Blue Cod are a renowned eating fish and arguably New Zealand’s finest seafood offering. And of those caught, Blue Cod from Chatham Island waters are sought out by top chefs around the world. Good chefs are adept at bringing out the best flavours in the species — the delicate sweetness that comes from lush, well-defined flakes of flesh. So how do you get the most from your Chatham Blue Cod at home? And how do top chefs tell when fish is cooked? Read on to find out!


Dot spotting

 The tip to knowing when your Blue Cod fillet is cooked is dot spotting. As your blue cod fillet cooks its muscle fibres will contract. This forces the cod’s internal protein to rise — presenting as tiny white dots on the surface of the fish. Your fish is ready to come off the heat just before these spots appear. 

 Perhaps the biggest challenge when preparing fish is keeping the flesh together once it’s cooked. Remember the transition from almost done to perfectly cooked happens in minutes. The residual heat in fish means it will continue to cook for a few minutes, even after it’s removed from heat. 

Knife check

To be on the safe side, and until you get a feel for protein spotting, we suggest a knife-based check.
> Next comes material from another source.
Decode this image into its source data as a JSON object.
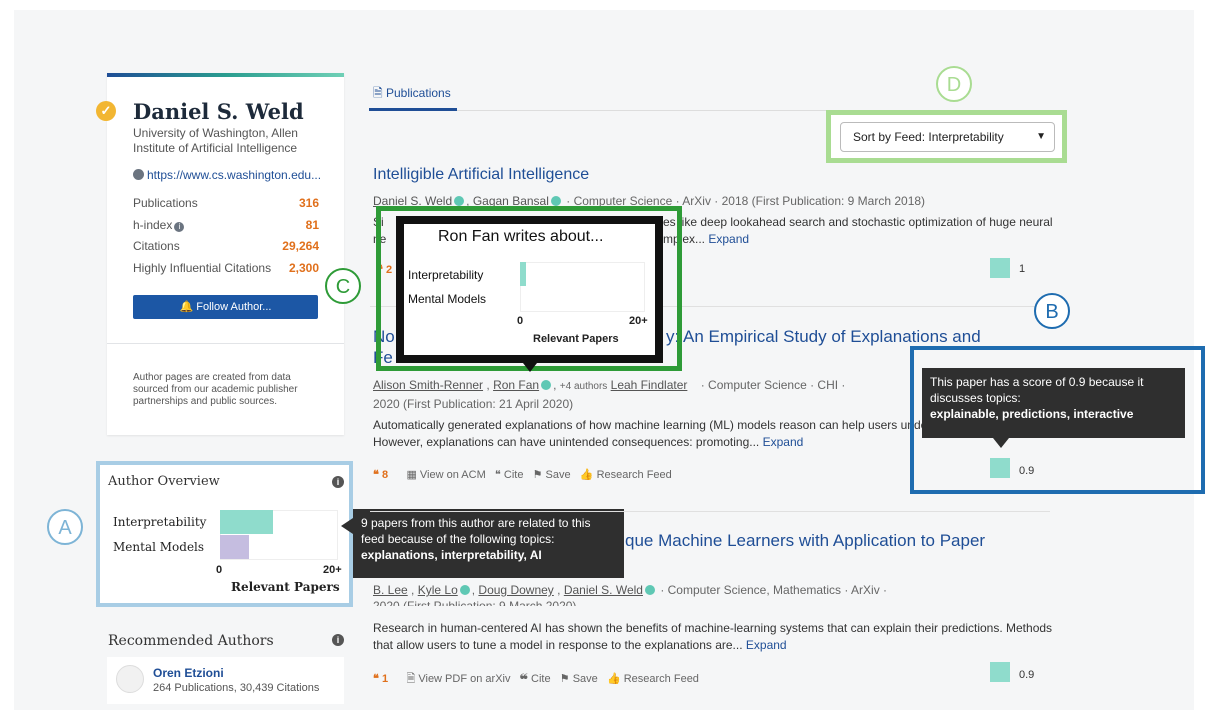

Some recipes suggest cooking fish until it flakes. But by that time, it can be dry. One good readiness check involves sliding a knife through a seam in the fish flesh. Gently pry to see if the fish has lost its translucency. If you see a tiny bit of translucency in the centre, take it off the heat — by the time you serve it, the fish will be cooked through.
 
 

Try cooking with our award-winning Chatham Island Blue Cod...